#### Exercise requirements
Write out the records in full, exactly as given, but without the images.

#### Raw data
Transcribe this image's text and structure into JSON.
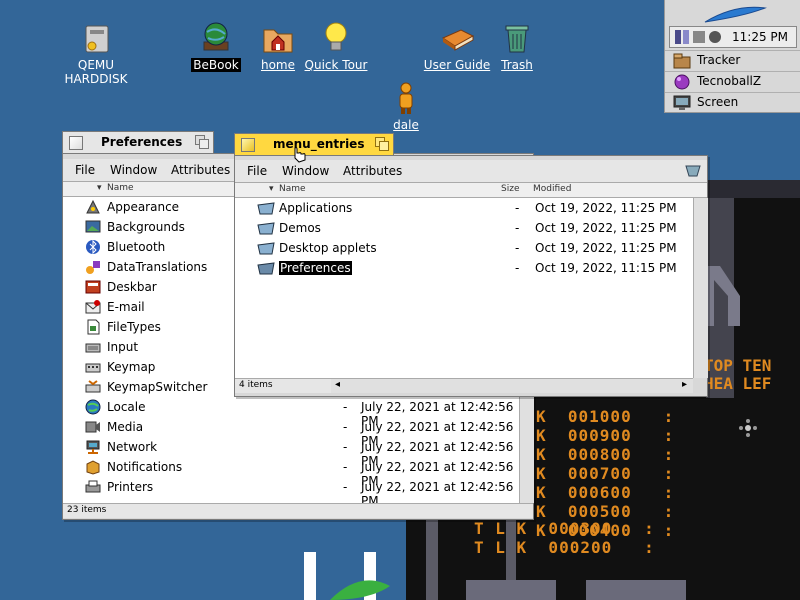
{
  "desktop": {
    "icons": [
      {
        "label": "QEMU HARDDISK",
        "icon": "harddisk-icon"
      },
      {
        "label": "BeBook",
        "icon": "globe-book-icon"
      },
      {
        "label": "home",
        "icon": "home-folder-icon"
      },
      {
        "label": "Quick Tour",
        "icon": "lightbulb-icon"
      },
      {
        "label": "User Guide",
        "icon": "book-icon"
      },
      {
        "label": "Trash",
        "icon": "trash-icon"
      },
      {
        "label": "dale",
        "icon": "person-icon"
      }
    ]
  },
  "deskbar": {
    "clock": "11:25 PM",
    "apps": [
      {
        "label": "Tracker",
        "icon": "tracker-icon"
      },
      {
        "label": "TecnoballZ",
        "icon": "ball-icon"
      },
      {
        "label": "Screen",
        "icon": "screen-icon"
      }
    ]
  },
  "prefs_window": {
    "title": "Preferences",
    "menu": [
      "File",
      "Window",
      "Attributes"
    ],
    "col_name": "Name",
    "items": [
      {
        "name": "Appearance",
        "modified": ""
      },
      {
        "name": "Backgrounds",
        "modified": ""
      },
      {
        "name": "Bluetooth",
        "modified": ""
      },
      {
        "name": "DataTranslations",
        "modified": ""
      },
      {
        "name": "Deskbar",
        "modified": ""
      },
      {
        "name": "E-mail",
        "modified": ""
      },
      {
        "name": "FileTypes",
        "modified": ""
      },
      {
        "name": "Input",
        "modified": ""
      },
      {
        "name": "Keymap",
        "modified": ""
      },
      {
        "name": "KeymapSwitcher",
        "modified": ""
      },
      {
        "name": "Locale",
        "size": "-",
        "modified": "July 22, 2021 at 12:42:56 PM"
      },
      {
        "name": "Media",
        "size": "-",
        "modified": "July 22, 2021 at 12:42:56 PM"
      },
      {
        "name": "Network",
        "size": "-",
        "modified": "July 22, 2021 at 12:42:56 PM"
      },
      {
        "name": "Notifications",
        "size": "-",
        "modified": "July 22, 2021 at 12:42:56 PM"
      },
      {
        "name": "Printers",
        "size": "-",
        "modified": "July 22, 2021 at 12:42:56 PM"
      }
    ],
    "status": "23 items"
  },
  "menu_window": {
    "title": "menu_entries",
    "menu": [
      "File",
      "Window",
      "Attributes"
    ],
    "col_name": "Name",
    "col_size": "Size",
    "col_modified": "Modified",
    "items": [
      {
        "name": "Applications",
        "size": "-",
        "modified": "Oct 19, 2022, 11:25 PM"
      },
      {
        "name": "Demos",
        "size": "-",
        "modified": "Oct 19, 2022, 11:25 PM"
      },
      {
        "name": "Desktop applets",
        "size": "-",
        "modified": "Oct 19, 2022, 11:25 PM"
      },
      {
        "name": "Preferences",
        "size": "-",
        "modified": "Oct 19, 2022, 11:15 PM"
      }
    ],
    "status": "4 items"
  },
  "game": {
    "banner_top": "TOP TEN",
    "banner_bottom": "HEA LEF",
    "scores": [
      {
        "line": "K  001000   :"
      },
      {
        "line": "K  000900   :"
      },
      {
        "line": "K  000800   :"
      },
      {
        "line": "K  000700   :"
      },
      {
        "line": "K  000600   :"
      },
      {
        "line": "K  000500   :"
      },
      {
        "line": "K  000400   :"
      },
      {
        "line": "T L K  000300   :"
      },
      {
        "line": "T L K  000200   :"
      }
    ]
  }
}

#### Expected answer
Transcribe this image's text and structure into JSON.
{
  "desktop": {
    "icons": [
      {
        "label": "QEMU HARDDISK",
        "icon": "harddisk-icon"
      },
      {
        "label": "BeBook",
        "icon": "globe-book-icon"
      },
      {
        "label": "home",
        "icon": "home-folder-icon"
      },
      {
        "label": "Quick Tour",
        "icon": "lightbulb-icon"
      },
      {
        "label": "User Guide",
        "icon": "book-icon"
      },
      {
        "label": "Trash",
        "icon": "trash-icon"
      },
      {
        "label": "dale",
        "icon": "person-icon"
      }
    ]
  },
  "deskbar": {
    "clock": "11:25 PM",
    "apps": [
      {
        "label": "Tracker",
        "icon": "tracker-icon"
      },
      {
        "label": "TecnoballZ",
        "icon": "ball-icon"
      },
      {
        "label": "Screen",
        "icon": "screen-icon"
      }
    ]
  },
  "prefs_window": {
    "title": "Preferences",
    "menu": [
      "File",
      "Window",
      "Attributes"
    ],
    "col_name": "Name",
    "items": [
      {
        "name": "Appearance",
        "modified": ""
      },
      {
        "name": "Backgrounds",
        "modified": ""
      },
      {
        "name": "Bluetooth",
        "modified": ""
      },
      {
        "name": "DataTranslations",
        "modified": ""
      },
      {
        "name": "Deskbar",
        "modified": ""
      },
      {
        "name": "E-mail",
        "modified": ""
      },
      {
        "name": "FileTypes",
        "modified": ""
      },
      {
        "name": "Input",
        "modified": ""
      },
      {
        "name": "Keymap",
        "modified": ""
      },
      {
        "name": "KeymapSwitcher",
        "modified": ""
      },
      {
        "name": "Locale",
        "size": "-",
        "modified": "July 22, 2021 at 12:42:56 PM"
      },
      {
        "name": "Media",
        "size": "-",
        "modified": "July 22, 2021 at 12:42:56 PM"
      },
      {
        "name": "Network",
        "size": "-",
        "modified": "July 22, 2021 at 12:42:56 PM"
      },
      {
        "name": "Notifications",
        "size": "-",
        "modified": "July 22, 2021 at 12:42:56 PM"
      },
      {
        "name": "Printers",
        "size": "-",
        "modified": "July 22, 2021 at 12:42:56 PM"
      }
    ],
    "status": "23 items"
  },
  "menu_window": {
    "title": "menu_entries",
    "menu": [
      "File",
      "Window",
      "Attributes"
    ],
    "col_name": "Name",
    "col_size": "Size",
    "col_modified": "Modified",
    "items": [
      {
        "name": "Applications",
        "size": "-",
        "modified": "Oct 19, 2022, 11:25 PM"
      },
      {
        "name": "Demos",
        "size": "-",
        "modified": "Oct 19, 2022, 11:25 PM"
      },
      {
        "name": "Desktop applets",
        "size": "-",
        "modified": "Oct 19, 2022, 11:25 PM"
      },
      {
        "name": "Preferences",
        "size": "-",
        "modified": "Oct 19, 2022, 11:15 PM"
      }
    ],
    "status": "4 items"
  },
  "game": {
    "banner_top": "TOP TEN",
    "banner_bottom": "HEA LEF",
    "scores": [
      {
        "line": "K  001000   :"
      },
      {
        "line": "K  000900   :"
      },
      {
        "line": "K  000800   :"
      },
      {
        "line": "K  000700   :"
      },
      {
        "line": "K  000600   :"
      },
      {
        "line": "K  000500   :"
      },
      {
        "line": "K  000400   :"
      },
      {
        "line": "T L K  000300   :"
      },
      {
        "line": "T L K  000200   :"
      }
    ]
  }
}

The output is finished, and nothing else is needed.